__What to do__:
Tally the lines of these entries that include "orto"; respond with only that tally.

──────── Input for this task ────────

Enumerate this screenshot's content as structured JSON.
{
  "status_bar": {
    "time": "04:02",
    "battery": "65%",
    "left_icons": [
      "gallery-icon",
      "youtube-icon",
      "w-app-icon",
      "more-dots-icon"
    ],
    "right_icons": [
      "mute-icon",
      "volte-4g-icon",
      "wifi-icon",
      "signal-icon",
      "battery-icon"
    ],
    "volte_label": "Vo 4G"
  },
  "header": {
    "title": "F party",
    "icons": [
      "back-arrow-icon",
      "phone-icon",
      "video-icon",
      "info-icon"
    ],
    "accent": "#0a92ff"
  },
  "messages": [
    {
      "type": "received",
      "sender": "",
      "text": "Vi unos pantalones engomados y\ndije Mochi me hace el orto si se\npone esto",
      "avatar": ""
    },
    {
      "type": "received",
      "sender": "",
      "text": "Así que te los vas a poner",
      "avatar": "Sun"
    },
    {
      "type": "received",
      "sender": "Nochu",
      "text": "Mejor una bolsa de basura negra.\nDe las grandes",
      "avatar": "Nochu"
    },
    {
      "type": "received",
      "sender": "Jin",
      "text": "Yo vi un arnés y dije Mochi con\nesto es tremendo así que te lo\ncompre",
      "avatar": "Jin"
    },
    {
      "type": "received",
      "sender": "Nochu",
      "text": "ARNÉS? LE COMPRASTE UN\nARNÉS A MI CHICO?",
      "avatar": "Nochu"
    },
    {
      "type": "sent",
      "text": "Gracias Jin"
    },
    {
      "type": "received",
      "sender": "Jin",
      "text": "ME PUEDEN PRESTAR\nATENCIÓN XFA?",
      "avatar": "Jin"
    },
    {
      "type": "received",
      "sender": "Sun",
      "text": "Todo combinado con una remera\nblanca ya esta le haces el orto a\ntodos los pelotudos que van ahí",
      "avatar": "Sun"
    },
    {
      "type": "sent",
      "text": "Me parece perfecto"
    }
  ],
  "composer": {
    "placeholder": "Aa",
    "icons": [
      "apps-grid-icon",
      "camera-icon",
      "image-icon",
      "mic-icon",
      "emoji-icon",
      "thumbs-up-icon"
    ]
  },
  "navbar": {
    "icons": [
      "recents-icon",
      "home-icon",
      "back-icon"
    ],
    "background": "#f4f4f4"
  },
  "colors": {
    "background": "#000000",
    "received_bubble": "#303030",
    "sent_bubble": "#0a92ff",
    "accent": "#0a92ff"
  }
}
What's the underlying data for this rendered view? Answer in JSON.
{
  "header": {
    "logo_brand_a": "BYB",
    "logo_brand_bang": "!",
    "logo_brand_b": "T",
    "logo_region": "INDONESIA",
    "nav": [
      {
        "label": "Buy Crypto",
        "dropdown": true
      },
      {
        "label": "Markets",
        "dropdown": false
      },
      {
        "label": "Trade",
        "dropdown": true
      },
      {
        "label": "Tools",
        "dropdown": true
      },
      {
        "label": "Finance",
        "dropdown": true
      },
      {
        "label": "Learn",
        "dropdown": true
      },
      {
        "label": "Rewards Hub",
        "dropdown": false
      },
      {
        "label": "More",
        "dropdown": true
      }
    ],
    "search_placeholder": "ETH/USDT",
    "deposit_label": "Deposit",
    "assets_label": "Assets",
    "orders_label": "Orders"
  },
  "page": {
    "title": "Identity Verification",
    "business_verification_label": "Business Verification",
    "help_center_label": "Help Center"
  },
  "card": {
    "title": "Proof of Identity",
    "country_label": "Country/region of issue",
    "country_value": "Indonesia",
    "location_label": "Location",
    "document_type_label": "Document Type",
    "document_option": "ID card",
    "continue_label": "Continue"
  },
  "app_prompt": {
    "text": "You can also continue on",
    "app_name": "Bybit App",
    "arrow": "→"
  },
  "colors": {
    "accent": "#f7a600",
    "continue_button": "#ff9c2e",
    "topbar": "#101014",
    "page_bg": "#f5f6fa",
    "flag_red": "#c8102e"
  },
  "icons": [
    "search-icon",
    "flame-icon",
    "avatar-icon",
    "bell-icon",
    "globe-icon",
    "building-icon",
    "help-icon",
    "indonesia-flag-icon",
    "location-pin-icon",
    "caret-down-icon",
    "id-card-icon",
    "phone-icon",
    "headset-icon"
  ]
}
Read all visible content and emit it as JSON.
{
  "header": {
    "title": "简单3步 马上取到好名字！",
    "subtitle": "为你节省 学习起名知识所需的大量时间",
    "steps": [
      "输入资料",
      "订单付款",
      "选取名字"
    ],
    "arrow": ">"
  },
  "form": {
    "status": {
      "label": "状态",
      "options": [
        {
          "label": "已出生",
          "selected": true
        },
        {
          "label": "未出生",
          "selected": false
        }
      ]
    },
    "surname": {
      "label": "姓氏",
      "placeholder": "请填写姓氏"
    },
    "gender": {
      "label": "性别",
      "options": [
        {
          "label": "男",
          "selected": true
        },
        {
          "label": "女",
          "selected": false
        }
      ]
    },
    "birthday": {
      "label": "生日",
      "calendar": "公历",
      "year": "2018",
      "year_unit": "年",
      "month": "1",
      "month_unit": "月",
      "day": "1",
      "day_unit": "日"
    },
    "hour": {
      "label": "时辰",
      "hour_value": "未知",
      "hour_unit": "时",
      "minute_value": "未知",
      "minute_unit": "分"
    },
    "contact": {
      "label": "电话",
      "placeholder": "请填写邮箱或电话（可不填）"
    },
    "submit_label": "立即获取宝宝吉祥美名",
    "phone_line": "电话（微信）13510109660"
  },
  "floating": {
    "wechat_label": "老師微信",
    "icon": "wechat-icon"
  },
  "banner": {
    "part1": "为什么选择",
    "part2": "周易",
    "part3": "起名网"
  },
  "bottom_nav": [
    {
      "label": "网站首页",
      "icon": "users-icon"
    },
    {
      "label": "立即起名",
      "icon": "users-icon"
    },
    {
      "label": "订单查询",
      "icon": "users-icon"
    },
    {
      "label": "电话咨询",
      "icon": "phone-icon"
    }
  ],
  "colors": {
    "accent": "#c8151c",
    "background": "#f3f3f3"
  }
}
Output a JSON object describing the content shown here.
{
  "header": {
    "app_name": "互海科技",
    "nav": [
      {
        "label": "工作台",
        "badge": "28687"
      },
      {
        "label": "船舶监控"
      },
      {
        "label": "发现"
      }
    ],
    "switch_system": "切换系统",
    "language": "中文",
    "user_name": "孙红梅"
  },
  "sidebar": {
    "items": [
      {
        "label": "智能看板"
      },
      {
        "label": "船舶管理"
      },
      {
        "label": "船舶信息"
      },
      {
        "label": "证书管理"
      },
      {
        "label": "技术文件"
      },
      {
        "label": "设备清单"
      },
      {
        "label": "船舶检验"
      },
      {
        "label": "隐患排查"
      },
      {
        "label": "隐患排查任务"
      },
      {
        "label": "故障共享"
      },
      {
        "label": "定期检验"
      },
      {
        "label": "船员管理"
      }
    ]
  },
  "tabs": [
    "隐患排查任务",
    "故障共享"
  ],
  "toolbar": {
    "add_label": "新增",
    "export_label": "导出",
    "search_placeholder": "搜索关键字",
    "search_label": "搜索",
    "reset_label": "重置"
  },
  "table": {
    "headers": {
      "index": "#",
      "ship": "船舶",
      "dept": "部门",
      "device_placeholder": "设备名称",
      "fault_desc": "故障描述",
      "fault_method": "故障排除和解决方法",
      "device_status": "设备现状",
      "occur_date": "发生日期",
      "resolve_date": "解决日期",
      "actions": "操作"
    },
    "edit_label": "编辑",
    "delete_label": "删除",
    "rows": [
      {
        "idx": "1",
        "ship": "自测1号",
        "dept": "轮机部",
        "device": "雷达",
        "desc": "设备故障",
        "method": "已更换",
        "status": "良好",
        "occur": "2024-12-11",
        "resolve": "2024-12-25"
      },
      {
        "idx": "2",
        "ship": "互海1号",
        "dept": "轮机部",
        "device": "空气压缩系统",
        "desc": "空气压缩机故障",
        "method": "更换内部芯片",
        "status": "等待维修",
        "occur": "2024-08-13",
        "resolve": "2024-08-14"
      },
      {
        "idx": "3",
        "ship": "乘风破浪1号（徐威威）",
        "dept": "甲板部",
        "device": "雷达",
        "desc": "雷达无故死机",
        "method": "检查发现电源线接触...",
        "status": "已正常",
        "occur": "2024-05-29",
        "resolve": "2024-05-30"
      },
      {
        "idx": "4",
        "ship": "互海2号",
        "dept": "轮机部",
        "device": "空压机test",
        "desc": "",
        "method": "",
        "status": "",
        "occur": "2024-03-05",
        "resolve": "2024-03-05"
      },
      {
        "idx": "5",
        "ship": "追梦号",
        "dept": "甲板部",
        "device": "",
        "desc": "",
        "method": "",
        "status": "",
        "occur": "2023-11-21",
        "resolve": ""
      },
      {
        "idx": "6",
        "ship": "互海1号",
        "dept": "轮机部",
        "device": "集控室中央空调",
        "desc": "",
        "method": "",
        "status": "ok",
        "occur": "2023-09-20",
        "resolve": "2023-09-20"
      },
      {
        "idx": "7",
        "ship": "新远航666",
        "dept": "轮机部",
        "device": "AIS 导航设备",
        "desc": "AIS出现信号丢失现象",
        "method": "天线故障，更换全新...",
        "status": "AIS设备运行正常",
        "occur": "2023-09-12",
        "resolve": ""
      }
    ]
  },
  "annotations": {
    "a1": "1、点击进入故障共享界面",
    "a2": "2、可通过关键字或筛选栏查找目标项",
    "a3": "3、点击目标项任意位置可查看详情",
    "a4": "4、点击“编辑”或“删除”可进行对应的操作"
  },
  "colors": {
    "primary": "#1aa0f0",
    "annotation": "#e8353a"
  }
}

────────

__Answer area__:
2